Today I reaped some unexpected benefits from one of these assignments. Having been assigned to check into a formal net, I checked into the PICONET this morning. This was no small feat, since it was on 75 meters. My New Carolina Windom is only cut for 40 meters, and the automatic tuner on my Kenwood TS-440S has never been able to match it — the SWR is terrible! But using my old Drake MN-7 Matching Network, I was able to match it surprisingly well. So now I’m on 80/75 meters! I even made a CW contact with a fellow in Wisconsin, and got a decent signal report.And after checking in this morning, I visited the PICONET website — and learned that Lyle Koehler, KØLR, would be the NCS for the PICONET this afternoon! Wow! Lyle is the ham who gave me my Novice code test back in 1978. I was only 10 years old, but I remember it like it was yesterday. I’ll never forget how I shook like a leaf on the couch in his living room while he sat beside me and tapped out 5 wpm code with a straight key and oscillator. When he told me I passed, I couldn’t wipe the grin off my face for the rest of the day!
So the thought of talking with Lyle again after all these years was enough to make me watch the clock, eager for the PICONET to open again at 1500 CDT. And sure enough, at the appointed hour I heard Lyle’s voice as he opened the net! I was his first check-in, and I took advantage of the net’s slow start to explain that he had given me my Novice code test over three decades ago. He remembered me!

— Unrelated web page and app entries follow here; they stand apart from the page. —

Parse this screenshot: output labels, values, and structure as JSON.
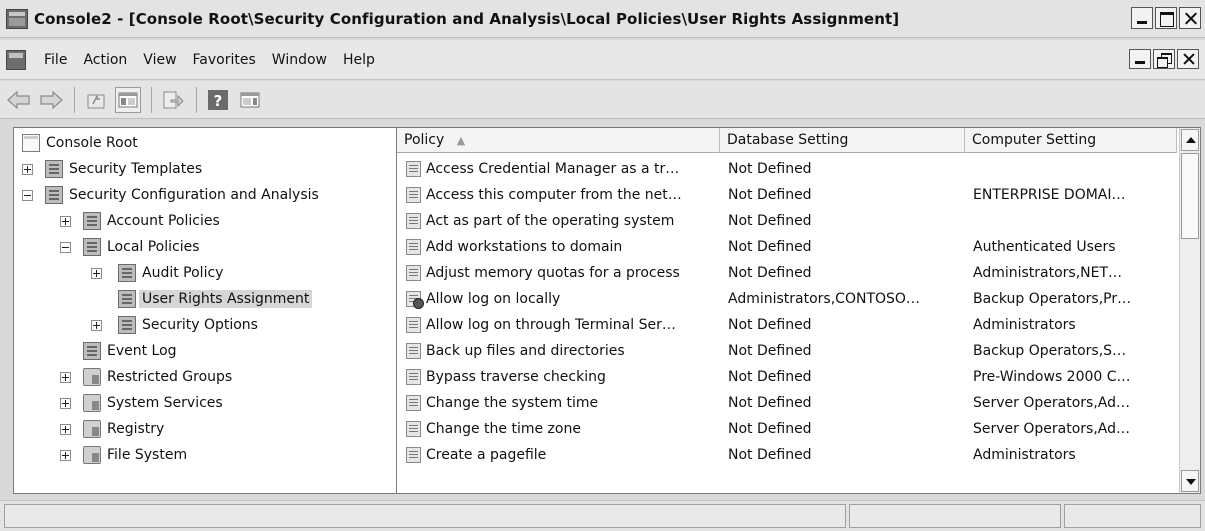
{
  "window": {
    "title": "Console2 - [Console Root\\Security Configuration and Analysis\\Local Policies\\User Rights Assignment]"
  },
  "menubar": {
    "items": [
      "File",
      "Action",
      "View",
      "Favorites",
      "Window",
      "Help"
    ]
  },
  "toolbar": {
    "buttons": [
      "back-arrow-icon",
      "forward-arrow-icon",
      "up-folder-icon",
      "show-hide-tree-icon",
      "export-list-icon",
      "help-icon",
      "show-hide-action-pane-icon"
    ]
  },
  "tree": {
    "root": "Console Root",
    "items": [
      {
        "label": "Security Templates",
        "expander": "plus",
        "icon": "doc"
      },
      {
        "label": "Security Configuration and Analysis",
        "expander": "minus",
        "icon": "doc"
      },
      {
        "label": "Account Policies",
        "expander": "plus",
        "icon": "doc"
      },
      {
        "label": "Local Policies",
        "expander": "minus",
        "icon": "doc"
      },
      {
        "label": "Audit Policy",
        "expander": "plus",
        "icon": "doc"
      },
      {
        "label": "User Rights Assignment",
        "expander": "none",
        "icon": "doc",
        "selected": true
      },
      {
        "label": "Security Options",
        "expander": "plus",
        "icon": "doc"
      },
      {
        "label": "Event Log",
        "expander": "none",
        "icon": "doc"
      },
      {
        "label": "Restricted Groups",
        "expander": "plus",
        "icon": "folder"
      },
      {
        "label": "System Services",
        "expander": "plus",
        "icon": "folder"
      },
      {
        "label": "Registry",
        "expander": "plus",
        "icon": "folder"
      },
      {
        "label": "File System",
        "expander": "plus",
        "icon": "folder"
      }
    ]
  },
  "table": {
    "columns": [
      "Policy",
      "Database Setting",
      "Computer Setting"
    ],
    "sort_indicator": "▲",
    "rows": [
      {
        "policy": "Access Credential Manager as a tr…",
        "database": "Not Defined",
        "computer": "",
        "icon": "policy"
      },
      {
        "policy": "Access this computer from the net…",
        "database": "Not Defined",
        "computer": "ENTERPRISE DOMAI…",
        "icon": "policy"
      },
      {
        "policy": "Act as part of the operating system",
        "database": "Not Defined",
        "computer": "",
        "icon": "policy"
      },
      {
        "policy": "Add workstations to domain",
        "database": "Not Defined",
        "computer": "Authenticated Users",
        "icon": "policy"
      },
      {
        "policy": "Adjust memory quotas for a process",
        "database": "Not Defined",
        "computer": "Administrators,NET…",
        "icon": "policy"
      },
      {
        "policy": "Allow log on locally",
        "database": "Administrators,CONTOSO…",
        "computer": "Backup Operators,Pr…",
        "icon": "policy-mismatch"
      },
      {
        "policy": "Allow log on through Terminal Ser…",
        "database": "Not Defined",
        "computer": "Administrators",
        "icon": "policy"
      },
      {
        "policy": "Back up files and directories",
        "database": "Not Defined",
        "computer": "Backup Operators,S…",
        "icon": "policy"
      },
      {
        "policy": "Bypass traverse checking",
        "database": "Not Defined",
        "computer": "Pre-Windows 2000 C…",
        "icon": "policy"
      },
      {
        "policy": "Change the system time",
        "database": "Not Defined",
        "computer": "Server Operators,Ad…",
        "icon": "policy"
      },
      {
        "policy": "Change the time zone",
        "database": "Not Defined",
        "computer": "Server Operators,Ad…",
        "icon": "policy"
      },
      {
        "policy": "Create a pagefile",
        "database": "Not Defined",
        "computer": "Administrators",
        "icon": "policy"
      }
    ]
  },
  "statusbar": {
    "panels": [
      "",
      "",
      ""
    ]
  }
}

What a pleasure to meet this fellow on the air after all these years.